As part of the 2018 budget, the government announced that there will be no further changes to income sprinkling rules that were revised in December 2017. The government had made these revisions in December because of the outcry from taxpayers across the country to the original proposals. These new rules are effective January 1, 2018.

For several years, the government has enforced rules to restrict income splitting through a “Kiddie Tax”. Dividends from private corporations which are paid to children under the age of 18 are taxed at the highest tax rate under these rules.

Last year, the government looked to expand the “Kiddie Tax” and apply it to more individuals. The new rules are commonly referred to as “Tax on Split Income” (TOSI).

The new TOSI rules apply to spouses, children aged over 17, grandparents, and siblings. The original proposals had also included aunts, uncles, nieces and nephews, but these individuals were removed from the new proposals.

In order for dividends paid to these individuals to not be TOSI dividends, they must be paid for work completed on a regular, consistent and substantial basis. The government has said that working an average of 20 hours per week during the year or in five previous years would meet these requirements. The five years do not have to be consecutive. This has been called the “excluded business test”.

For seasonal businesses such as farms or fisheries, these guidelines would only be applicable when the business is operational.

There are some additional exceptions to the application of TOSI, through the “excluded shares test”. If the taxpayer is over 24 and owns 10% of the shares of the company, these rules may not apply. However, the company must not be a professional corporation, which would include medical, legal, dental, and accounting companies. It must also receive less than 90% of its revenue from services. Finally, 90% of its income has to be derived from non-related businesses.

For individuals over 24, the government will also consider other factors, such as whether the individual has contributed capital to the company, whether the amount received is commensurate to the relative risk assumed with their ownership, as well as other factors that the government considers relevant.

Because of the vagueness of these last points, it may be years before precedents are set as to what is considered a reasonable dividend.

For children aged 18 to 24, they can have their TOSI reduced by 1% of the amount that they contributed to the company. If they received financing for this contribution from an unrelated source, they can have TOSI reduced to what would be considered to be a reasonable return on their contribution.

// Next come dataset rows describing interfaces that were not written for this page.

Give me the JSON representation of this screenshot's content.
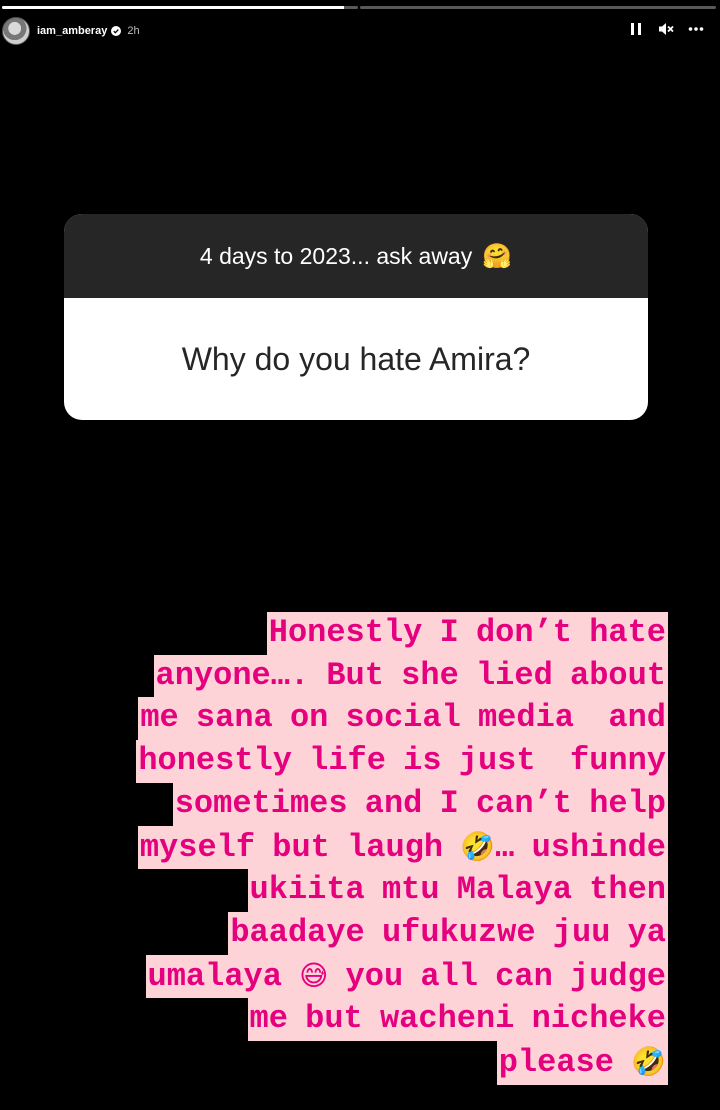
{
  "story": {
    "progress": {
      "segments": 2,
      "current_index": 0,
      "current_fraction": 0.96
    }
  },
  "header": {
    "username": "iam_amberay",
    "time_ago": "2h",
    "icons": [
      "pause-icon",
      "mute-icon",
      "more-icon"
    ]
  },
  "question_sticker": {
    "prompt": "4 days to 2023... ask away",
    "prompt_emoji": "🤗",
    "question": "Why do you hate Amira?"
  },
  "reply": {
    "lines": [
      "Honestly I don’t hate",
      "anyone…. But she lied about",
      "me sana on social media  and",
      "honestly life is just  funny",
      "sometimes and I can’t help",
      "myself but laugh 🤣… ushinde",
      "ukiita mtu Malaya then",
      "baadaye ufukuzwe juu ya",
      "umalaya 😅 you all can judge",
      "me but wacheni nicheke",
      "please 🤣"
    ],
    "text_color": "#e5007e",
    "highlight_color": "#fdd3d8"
  }
}
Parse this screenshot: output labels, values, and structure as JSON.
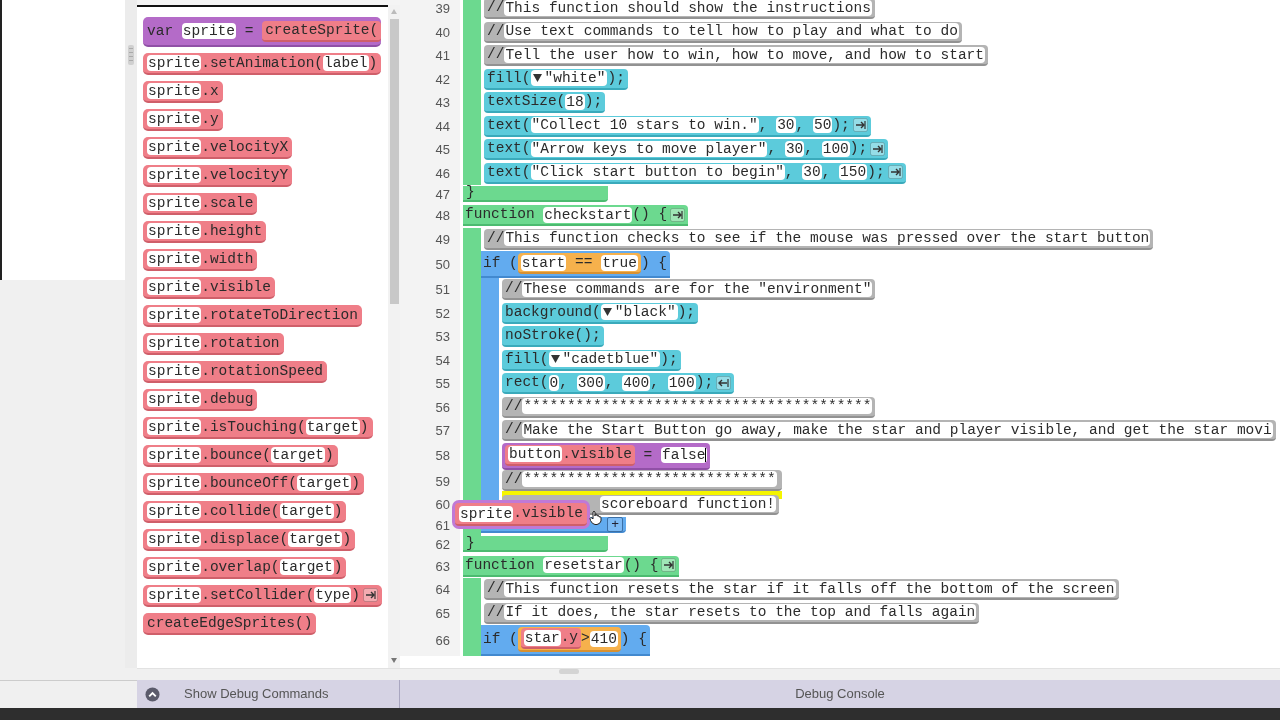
{
  "toolbox": [
    {
      "kind": "var",
      "parts": [
        {
          "kind": "text",
          "text": "var "
        },
        {
          "kind": "slot",
          "text": "sprite"
        },
        {
          "kind": "text",
          "text": " = "
        },
        {
          "kind": "sprite",
          "parts": [
            {
              "kind": "text",
              "text": "createSprite("
            }
          ]
        }
      ]
    },
    {
      "kind": "sprite",
      "parts": [
        {
          "kind": "slot",
          "text": "sprite"
        },
        {
          "kind": "text",
          "text": ".setAnimation("
        },
        {
          "kind": "slot",
          "text": "label"
        },
        {
          "kind": "text",
          "text": ")"
        }
      ]
    },
    {
      "kind": "sprite",
      "parts": [
        {
          "kind": "slot",
          "text": "sprite"
        },
        {
          "kind": "text",
          "text": ".x"
        }
      ]
    },
    {
      "kind": "sprite",
      "parts": [
        {
          "kind": "slot",
          "text": "sprite"
        },
        {
          "kind": "text",
          "text": ".y"
        }
      ]
    },
    {
      "kind": "sprite",
      "parts": [
        {
          "kind": "slot",
          "text": "sprite"
        },
        {
          "kind": "text",
          "text": ".velocityX"
        }
      ]
    },
    {
      "kind": "sprite",
      "parts": [
        {
          "kind": "slot",
          "text": "sprite"
        },
        {
          "kind": "text",
          "text": ".velocityY"
        }
      ]
    },
    {
      "kind": "sprite",
      "parts": [
        {
          "kind": "slot",
          "text": "sprite"
        },
        {
          "kind": "text",
          "text": ".scale"
        }
      ]
    },
    {
      "kind": "sprite",
      "parts": [
        {
          "kind": "slot",
          "text": "sprite"
        },
        {
          "kind": "text",
          "text": ".height"
        }
      ]
    },
    {
      "kind": "sprite",
      "parts": [
        {
          "kind": "slot",
          "text": "sprite"
        },
        {
          "kind": "text",
          "text": ".width"
        }
      ]
    },
    {
      "kind": "sprite",
      "parts": [
        {
          "kind": "slot",
          "text": "sprite"
        },
        {
          "kind": "text",
          "text": ".visible"
        }
      ]
    },
    {
      "kind": "sprite",
      "parts": [
        {
          "kind": "slot",
          "text": "sprite"
        },
        {
          "kind": "text",
          "text": ".rotateToDirection"
        }
      ]
    },
    {
      "kind": "sprite",
      "parts": [
        {
          "kind": "slot",
          "text": "sprite"
        },
        {
          "kind": "text",
          "text": ".rotation"
        }
      ]
    },
    {
      "kind": "sprite",
      "parts": [
        {
          "kind": "slot",
          "text": "sprite"
        },
        {
          "kind": "text",
          "text": ".rotationSpeed"
        }
      ]
    },
    {
      "kind": "sprite",
      "parts": [
        {
          "kind": "slot",
          "text": "sprite"
        },
        {
          "kind": "text",
          "text": ".debug"
        }
      ]
    },
    {
      "kind": "sprite",
      "parts": [
        {
          "kind": "slot",
          "text": "sprite"
        },
        {
          "kind": "text",
          "text": ".isTouching("
        },
        {
          "kind": "slot",
          "text": "target"
        },
        {
          "kind": "text",
          "text": ")"
        }
      ]
    },
    {
      "kind": "sprite",
      "parts": [
        {
          "kind": "slot",
          "text": "sprite"
        },
        {
          "kind": "text",
          "text": ".bounce("
        },
        {
          "kind": "slot",
          "text": "target"
        },
        {
          "kind": "text",
          "text": ")"
        }
      ]
    },
    {
      "kind": "sprite",
      "parts": [
        {
          "kind": "slot",
          "text": "sprite"
        },
        {
          "kind": "text",
          "text": ".bounceOff("
        },
        {
          "kind": "slot",
          "text": "target"
        },
        {
          "kind": "text",
          "text": ")"
        }
      ]
    },
    {
      "kind": "sprite",
      "parts": [
        {
          "kind": "slot",
          "text": "sprite"
        },
        {
          "kind": "text",
          "text": ".collide("
        },
        {
          "kind": "slot",
          "text": "target"
        },
        {
          "kind": "text",
          "text": ")"
        }
      ]
    },
    {
      "kind": "sprite",
      "parts": [
        {
          "kind": "slot",
          "text": "sprite"
        },
        {
          "kind": "text",
          "text": ".displace("
        },
        {
          "kind": "slot",
          "text": "target"
        },
        {
          "kind": "text",
          "text": ")"
        }
      ]
    },
    {
      "kind": "sprite",
      "parts": [
        {
          "kind": "slot",
          "text": "sprite"
        },
        {
          "kind": "text",
          "text": ".overlap("
        },
        {
          "kind": "slot",
          "text": "target"
        },
        {
          "kind": "text",
          "text": ")"
        }
      ]
    },
    {
      "kind": "sprite",
      "parts": [
        {
          "kind": "slot",
          "text": "sprite"
        },
        {
          "kind": "text",
          "text": ".setCollider("
        },
        {
          "kind": "slot",
          "text": "type"
        },
        {
          "kind": "text",
          "text": ")"
        },
        {
          "kind": "arrow_right"
        }
      ]
    },
    {
      "kind": "sprite",
      "parts": [
        {
          "kind": "text",
          "text": "createEdgeSprites()"
        }
      ]
    }
  ],
  "code": [
    {
      "kind": "function",
      "children": [
        {
          "number": "39",
          "kind": "comment",
          "parts": [
            {
              "kind": "text",
              "text": "//"
            },
            {
              "kind": "slot",
              "text": "This function should show the instructions"
            }
          ]
        },
        {
          "number": "40",
          "kind": "comment",
          "parts": [
            {
              "kind": "text",
              "text": "//"
            },
            {
              "kind": "slot",
              "text": "Use text commands to tell how to play and what to do"
            }
          ]
        },
        {
          "number": "41",
          "kind": "comment",
          "parts": [
            {
              "kind": "text",
              "text": "//"
            },
            {
              "kind": "slot",
              "text": "Tell the user how to win, how to move, and how to start"
            }
          ]
        },
        {
          "number": "42",
          "kind": "statement",
          "parts": [
            {
              "kind": "text",
              "text": "fill("
            },
            {
              "kind": "dropdown",
              "text": "\"white\""
            },
            {
              "kind": "text",
              "text": ");"
            }
          ]
        },
        {
          "number": "43",
          "kind": "statement",
          "parts": [
            {
              "kind": "text",
              "text": "textSize("
            },
            {
              "kind": "slot",
              "text": "18"
            },
            {
              "kind": "text",
              "text": ");"
            }
          ]
        },
        {
          "number": "44",
          "kind": "statement",
          "parts": [
            {
              "kind": "text",
              "text": "text("
            },
            {
              "kind": "slot",
              "text": "\"Collect 10 stars to win.\""
            },
            {
              "kind": "text",
              "text": ", "
            },
            {
              "kind": "slot",
              "text": "30"
            },
            {
              "kind": "text",
              "text": ", "
            },
            {
              "kind": "slot",
              "text": "50"
            },
            {
              "kind": "text",
              "text": ");"
            },
            {
              "kind": "arrow_right"
            }
          ]
        },
        {
          "number": "45",
          "kind": "statement",
          "parts": [
            {
              "kind": "text",
              "text": "text("
            },
            {
              "kind": "slot",
              "text": "\"Arrow keys to move player\""
            },
            {
              "kind": "text",
              "text": ", "
            },
            {
              "kind": "slot",
              "text": "30"
            },
            {
              "kind": "text",
              "text": ", "
            },
            {
              "kind": "slot",
              "text": "100"
            },
            {
              "kind": "text",
              "text": ");"
            },
            {
              "kind": "arrow_right"
            }
          ]
        },
        {
          "number": "46",
          "kind": "statement",
          "parts": [
            {
              "kind": "text",
              "text": "text("
            },
            {
              "kind": "slot",
              "text": "\"Click start button to begin\""
            },
            {
              "kind": "text",
              "text": ", "
            },
            {
              "kind": "slot",
              "text": "30"
            },
            {
              "kind": "text",
              "text": ", "
            },
            {
              "kind": "slot",
              "text": "150"
            },
            {
              "kind": "text",
              "text": ");"
            },
            {
              "kind": "arrow_right"
            }
          ]
        }
      ],
      "close": {
        "number": "47",
        "parts": [
          {
            "kind": "text",
            "text": "}"
          }
        ]
      }
    },
    {
      "number": "48",
      "kind": "function",
      "parts": [
        {
          "kind": "text",
          "text": "function "
        },
        {
          "kind": "slot",
          "text": "checkstart"
        },
        {
          "kind": "text",
          "text": "() {"
        },
        {
          "kind": "arrow_right"
        }
      ],
      "children": [
        {
          "number": "49",
          "kind": "comment",
          "parts": [
            {
              "kind": "text",
              "text": "//"
            },
            {
              "kind": "slot",
              "text": "This function checks to see if the mouse was pressed over the start button"
            }
          ]
        },
        {
          "number": "50",
          "kind": "if",
          "parts": [
            {
              "kind": "text",
              "text": "if ("
            },
            {
              "kind": "expression",
              "parts": [
                {
                  "kind": "slot",
                  "text": "start"
                },
                {
                  "kind": "text",
                  "text": " == "
                },
                {
                  "kind": "slot",
                  "text": "true"
                }
              ]
            },
            {
              "kind": "text",
              "text": ") {"
            }
          ],
          "children": [
            {
              "number": "51",
              "kind": "comment",
              "parts": [
                {
                  "kind": "text",
                  "text": "//"
                },
                {
                  "kind": "slot",
                  "text": "These commands are for the \"environment\""
                }
              ]
            },
            {
              "number": "52",
              "kind": "statement",
              "parts": [
                {
                  "kind": "text",
                  "text": "background("
                },
                {
                  "kind": "dropdown",
                  "text": "\"black\""
                },
                {
                  "kind": "text",
                  "text": ");"
                }
              ]
            },
            {
              "number": "53",
              "kind": "statement",
              "parts": [
                {
                  "kind": "text",
                  "text": "noStroke();"
                }
              ]
            },
            {
              "number": "54",
              "kind": "statement",
              "parts": [
                {
                  "kind": "text",
                  "text": "fill("
                },
                {
                  "kind": "dropdown",
                  "text": "\"cadetblue\""
                },
                {
                  "kind": "text",
                  "text": ");"
                }
              ]
            },
            {
              "number": "55",
              "kind": "statement",
              "parts": [
                {
                  "kind": "text",
                  "text": "rect("
                },
                {
                  "kind": "slot",
                  "text": "0"
                },
                {
                  "kind": "text",
                  "text": ", "
                },
                {
                  "kind": "slot",
                  "text": "300"
                },
                {
                  "kind": "text",
                  "text": ", "
                },
                {
                  "kind": "slot",
                  "text": "400"
                },
                {
                  "kind": "text",
                  "text": ", "
                },
                {
                  "kind": "slot",
                  "text": "100"
                },
                {
                  "kind": "text",
                  "text": ");"
                },
                {
                  "kind": "arrow_left"
                }
              ]
            },
            {
              "number": "56",
              "kind": "comment",
              "parts": [
                {
                  "kind": "text",
                  "text": "//"
                },
                {
                  "kind": "slot",
                  "text": "****************************************"
                }
              ]
            },
            {
              "number": "57",
              "kind": "comment",
              "parts": [
                {
                  "kind": "text",
                  "text": "//"
                },
                {
                  "kind": "slot",
                  "text": "Make the Start Button go away, make the star and player visible, and get the star movi"
                }
              ]
            },
            {
              "number": "58",
              "kind": "var",
              "parts": [
                {
                  "kind": "sprite",
                  "parts": [
                    {
                      "kind": "slot",
                      "text": "button"
                    },
                    {
                      "kind": "text",
                      "text": ".visible"
                    }
                  ]
                },
                {
                  "kind": "text",
                  "text": " = "
                },
                {
                  "kind": "slot",
                  "text": "false",
                  "caret": true
                }
              ]
            },
            {
              "number": "59",
              "kind": "comment",
              "drop_marker": true,
              "parts": [
                {
                  "kind": "text",
                  "text": "//"
                },
                {
                  "kind": "slot",
                  "text": "*****************************"
                }
              ]
            },
            {
              "number": "60",
              "kind": "comment",
              "covered": true,
              "parts": [
                {
                  "kind": "slot",
                  "text": "scoreboard function!"
                }
              ]
            }
          ],
          "close": {
            "number": "61",
            "parts": [
              {
                "kind": "button",
                "text": "+"
              }
            ]
          }
        }
      ],
      "close": {
        "number": "62",
        "parts": [
          {
            "kind": "text",
            "text": "}"
          }
        ]
      }
    },
    {
      "number": "63",
      "kind": "function",
      "parts": [
        {
          "kind": "text",
          "text": "function "
        },
        {
          "kind": "slot",
          "text": "resetstar"
        },
        {
          "kind": "text",
          "text": "() {"
        },
        {
          "kind": "arrow_right"
        }
      ],
      "children": [
        {
          "number": "64",
          "kind": "comment",
          "parts": [
            {
              "kind": "text",
              "text": "//"
            },
            {
              "kind": "slot",
              "text": "This function resets the star if it falls off the bottom of the screen"
            }
          ]
        },
        {
          "number": "65",
          "kind": "comment",
          "parts": [
            {
              "kind": "text",
              "text": "//"
            },
            {
              "kind": "slot",
              "text": "If it does, the star resets to the top and falls again"
            }
          ]
        },
        {
          "number": "66",
          "kind": "if",
          "parts": [
            {
              "kind": "text",
              "text": "if ("
            },
            {
              "kind": "expression",
              "parts": [
                {
                  "kind": "sprite",
                  "parts": [
                    {
                      "kind": "slot",
                      "text": "star"
                    },
                    {
                      "kind": "text",
                      "text": ".y"
                    }
                  ]
                },
                {
                  "kind": "text",
                  "text": ">"
                },
                {
                  "kind": "slot",
                  "text": "410"
                }
              ]
            },
            {
              "kind": "text",
              "text": ") {"
            }
          ]
        }
      ]
    }
  ],
  "dragging": {
    "kind": "sprite",
    "parts": [
      {
        "kind": "slot",
        "text": "sprite"
      },
      {
        "kind": "text",
        "text": ".visible"
      }
    ]
  },
  "debug": {
    "commands_label": "Show Debug Commands",
    "console_label": "Debug Console"
  }
}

For spouses, these rules no longer apply once they turn 65, assuming that the dividend would not considered to be a TOSI dividend if it had been received by the other spouse.